In this exercise, write out the data word for word and leave every image out.

★ ★ ★ ★ ★

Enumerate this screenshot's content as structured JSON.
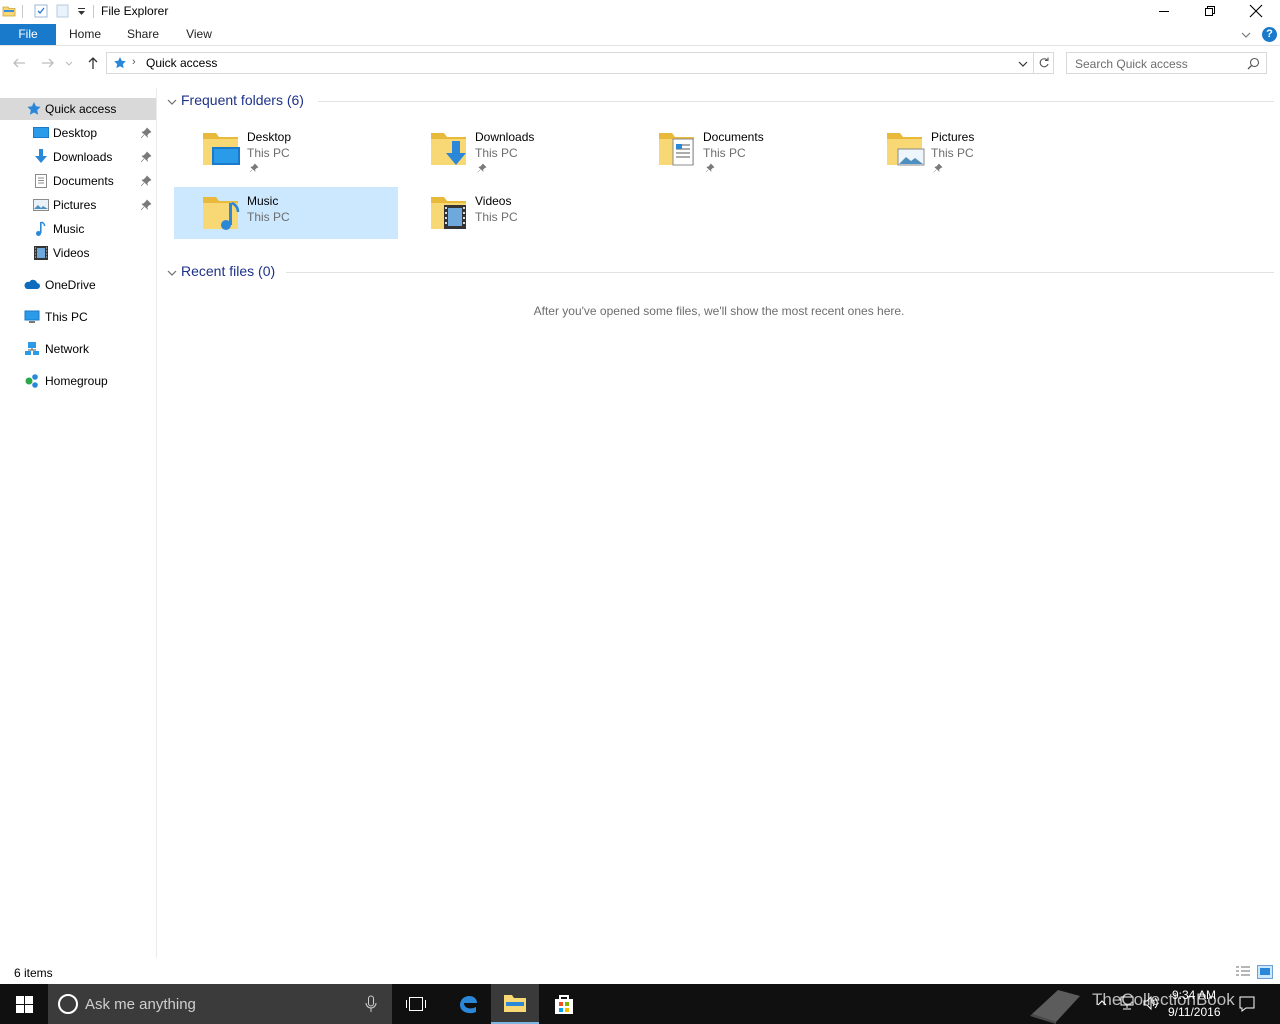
{
  "window": {
    "title": "File Explorer"
  },
  "ribbon": {
    "tabs": [
      {
        "label": "File",
        "active": true
      },
      {
        "label": "Home"
      },
      {
        "label": "Share"
      },
      {
        "label": "View"
      }
    ],
    "help_label": "?"
  },
  "address": {
    "path": "Quick access",
    "separator": "›",
    "search_placeholder": "Search Quick access"
  },
  "navpane": {
    "items": [
      {
        "label": "Quick access",
        "icon": "star-icon",
        "selected": true
      },
      {
        "label": "Desktop",
        "icon": "desktop-icon",
        "pinned": true
      },
      {
        "label": "Downloads",
        "icon": "download-arrow-icon",
        "pinned": true
      },
      {
        "label": "Documents",
        "icon": "document-icon",
        "pinned": true
      },
      {
        "label": "Pictures",
        "icon": "picture-icon",
        "pinned": true
      },
      {
        "label": "Music",
        "icon": "music-note-icon"
      },
      {
        "label": "Videos",
        "icon": "film-icon"
      },
      {
        "label": "OneDrive",
        "icon": "cloud-icon"
      },
      {
        "label": "This PC",
        "icon": "computer-icon"
      },
      {
        "label": "Network",
        "icon": "network-icon"
      },
      {
        "label": "Homegroup",
        "icon": "homegroup-icon"
      }
    ]
  },
  "content": {
    "frequent_title": "Frequent folders (6)",
    "recent_title": "Recent files (0)",
    "recent_empty": "After you've opened some files, we'll show the most recent ones here.",
    "folders": [
      {
        "name": "Desktop",
        "location": "This PC",
        "pinned": true,
        "overlay": "desktop"
      },
      {
        "name": "Downloads",
        "location": "This PC",
        "pinned": true,
        "overlay": "download"
      },
      {
        "name": "Documents",
        "location": "This PC",
        "pinned": true,
        "overlay": "document"
      },
      {
        "name": "Pictures",
        "location": "This PC",
        "pinned": true,
        "overlay": "picture"
      },
      {
        "name": "Music",
        "location": "This PC",
        "pinned": false,
        "overlay": "music",
        "selected": true
      },
      {
        "name": "Videos",
        "location": "This PC",
        "pinned": false,
        "overlay": "video"
      }
    ]
  },
  "status": {
    "count": "6 items"
  },
  "taskbar": {
    "search_placeholder": "Ask me anything",
    "time": "9:34 AM",
    "date": "9/11/2016",
    "watermark": "TheCollectionBook"
  },
  "colors": {
    "accent": "#1979ca",
    "group_title": "#1e3287",
    "selection": "#cce8ff",
    "folder_yellow": "#f8d775",
    "taskbar": "#101010"
  }
}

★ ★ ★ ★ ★

> WORKED SOLUTION
Enumerate this screenshot's content as structured JSON.
{
  "window": {
    "title": "File Explorer"
  },
  "ribbon": {
    "tabs": [
      {
        "label": "File",
        "active": true
      },
      {
        "label": "Home"
      },
      {
        "label": "Share"
      },
      {
        "label": "View"
      }
    ],
    "help_label": "?"
  },
  "address": {
    "path": "Quick access",
    "separator": "›",
    "search_placeholder": "Search Quick access"
  },
  "navpane": {
    "items": [
      {
        "label": "Quick access",
        "icon": "star-icon",
        "selected": true
      },
      {
        "label": "Desktop",
        "icon": "desktop-icon",
        "pinned": true
      },
      {
        "label": "Downloads",
        "icon": "download-arrow-icon",
        "pinned": true
      },
      {
        "label": "Documents",
        "icon": "document-icon",
        "pinned": true
      },
      {
        "label": "Pictures",
        "icon": "picture-icon",
        "pinned": true
      },
      {
        "label": "Music",
        "icon": "music-note-icon"
      },
      {
        "label": "Videos",
        "icon": "film-icon"
      },
      {
        "label": "OneDrive",
        "icon": "cloud-icon"
      },
      {
        "label": "This PC",
        "icon": "computer-icon"
      },
      {
        "label": "Network",
        "icon": "network-icon"
      },
      {
        "label": "Homegroup",
        "icon": "homegroup-icon"
      }
    ]
  },
  "content": {
    "frequent_title": "Frequent folders (6)",
    "recent_title": "Recent files (0)",
    "recent_empty": "After you've opened some files, we'll show the most recent ones here.",
    "folders": [
      {
        "name": "Desktop",
        "location": "This PC",
        "pinned": true,
        "overlay": "desktop"
      },
      {
        "name": "Downloads",
        "location": "This PC",
        "pinned": true,
        "overlay": "download"
      },
      {
        "name": "Documents",
        "location": "This PC",
        "pinned": true,
        "overlay": "document"
      },
      {
        "name": "Pictures",
        "location": "This PC",
        "pinned": true,
        "overlay": "picture"
      },
      {
        "name": "Music",
        "location": "This PC",
        "pinned": false,
        "overlay": "music",
        "selected": true
      },
      {
        "name": "Videos",
        "location": "This PC",
        "pinned": false,
        "overlay": "video"
      }
    ]
  },
  "status": {
    "count": "6 items"
  },
  "taskbar": {
    "search_placeholder": "Ask me anything",
    "time": "9:34 AM",
    "date": "9/11/2016",
    "watermark": "TheCollectionBook"
  },
  "colors": {
    "accent": "#1979ca",
    "group_title": "#1e3287",
    "selection": "#cce8ff",
    "folder_yellow": "#f8d775",
    "taskbar": "#101010"
  }
}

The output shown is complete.